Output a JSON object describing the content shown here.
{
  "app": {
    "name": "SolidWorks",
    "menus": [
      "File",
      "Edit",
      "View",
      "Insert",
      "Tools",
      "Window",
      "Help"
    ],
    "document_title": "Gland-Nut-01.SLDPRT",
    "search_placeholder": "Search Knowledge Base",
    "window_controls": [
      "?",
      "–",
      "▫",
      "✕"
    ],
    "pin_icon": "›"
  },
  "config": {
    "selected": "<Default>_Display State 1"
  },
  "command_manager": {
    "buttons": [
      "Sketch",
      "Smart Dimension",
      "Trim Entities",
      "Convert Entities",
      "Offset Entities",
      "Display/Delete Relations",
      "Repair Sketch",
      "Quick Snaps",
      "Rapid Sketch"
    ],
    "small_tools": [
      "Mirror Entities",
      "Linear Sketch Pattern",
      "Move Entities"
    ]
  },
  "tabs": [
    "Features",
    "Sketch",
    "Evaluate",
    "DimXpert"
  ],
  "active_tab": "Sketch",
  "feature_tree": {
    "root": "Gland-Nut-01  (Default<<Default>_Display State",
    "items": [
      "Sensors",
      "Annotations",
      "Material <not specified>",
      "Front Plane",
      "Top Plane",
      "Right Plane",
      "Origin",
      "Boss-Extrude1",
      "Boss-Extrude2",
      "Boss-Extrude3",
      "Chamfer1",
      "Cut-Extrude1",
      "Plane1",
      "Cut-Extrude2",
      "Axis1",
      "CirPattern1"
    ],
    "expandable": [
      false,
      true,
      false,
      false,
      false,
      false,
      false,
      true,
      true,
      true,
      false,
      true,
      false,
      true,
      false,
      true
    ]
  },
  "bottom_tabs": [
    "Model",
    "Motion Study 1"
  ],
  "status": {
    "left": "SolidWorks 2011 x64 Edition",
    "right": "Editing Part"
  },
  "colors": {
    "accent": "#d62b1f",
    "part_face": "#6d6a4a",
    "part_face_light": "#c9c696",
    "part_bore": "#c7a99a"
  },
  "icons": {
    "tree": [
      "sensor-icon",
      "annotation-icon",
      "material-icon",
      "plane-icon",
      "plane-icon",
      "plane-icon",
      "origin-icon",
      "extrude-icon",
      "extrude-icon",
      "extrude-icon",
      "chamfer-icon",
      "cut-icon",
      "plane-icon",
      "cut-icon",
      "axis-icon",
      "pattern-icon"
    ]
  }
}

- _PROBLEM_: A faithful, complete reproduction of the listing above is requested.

- _WRITTEN RESPONSE_:
Output a JSON object describing the content shown here.
{
  "app": {
    "name": "SolidWorks",
    "menus": [
      "File",
      "Edit",
      "View",
      "Insert",
      "Tools",
      "Window",
      "Help"
    ],
    "document_title": "Gland-Nut-01.SLDPRT",
    "search_placeholder": "Search Knowledge Base",
    "window_controls": [
      "?",
      "–",
      "▫",
      "✕"
    ],
    "pin_icon": "›"
  },
  "config": {
    "selected": "<Default>_Display State 1"
  },
  "command_manager": {
    "buttons": [
      "Sketch",
      "Smart Dimension",
      "Trim Entities",
      "Convert Entities",
      "Offset Entities",
      "Display/Delete Relations",
      "Repair Sketch",
      "Quick Snaps",
      "Rapid Sketch"
    ],
    "small_tools": [
      "Mirror Entities",
      "Linear Sketch Pattern",
      "Move Entities"
    ]
  },
  "tabs": [
    "Features",
    "Sketch",
    "Evaluate",
    "DimXpert"
  ],
  "active_tab": "Sketch",
  "feature_tree": {
    "root": "Gland-Nut-01  (Default<<Default>_Display State",
    "items": [
      "Sensors",
      "Annotations",
      "Material <not specified>",
      "Front Plane",
      "Top Plane",
      "Right Plane",
      "Origin",
      "Boss-Extrude1",
      "Boss-Extrude2",
      "Boss-Extrude3",
      "Chamfer1",
      "Cut-Extrude1",
      "Plane1",
      "Cut-Extrude2",
      "Axis1",
      "CirPattern1"
    ],
    "expandable": [
      false,
      true,
      false,
      false,
      false,
      false,
      false,
      true,
      true,
      true,
      false,
      true,
      false,
      true,
      false,
      true
    ]
  },
  "bottom_tabs": [
    "Model",
    "Motion Study 1"
  ],
  "status": {
    "left": "SolidWorks 2011 x64 Edition",
    "right": "Editing Part"
  },
  "colors": {
    "accent": "#d62b1f",
    "part_face": "#6d6a4a",
    "part_face_light": "#c9c696",
    "part_bore": "#c7a99a"
  },
  "icons": {
    "tree": [
      "sensor-icon",
      "annotation-icon",
      "material-icon",
      "plane-icon",
      "plane-icon",
      "plane-icon",
      "origin-icon",
      "extrude-icon",
      "extrude-icon",
      "extrude-icon",
      "chamfer-icon",
      "cut-icon",
      "plane-icon",
      "cut-icon",
      "axis-icon",
      "pattern-icon"
    ]
  }
}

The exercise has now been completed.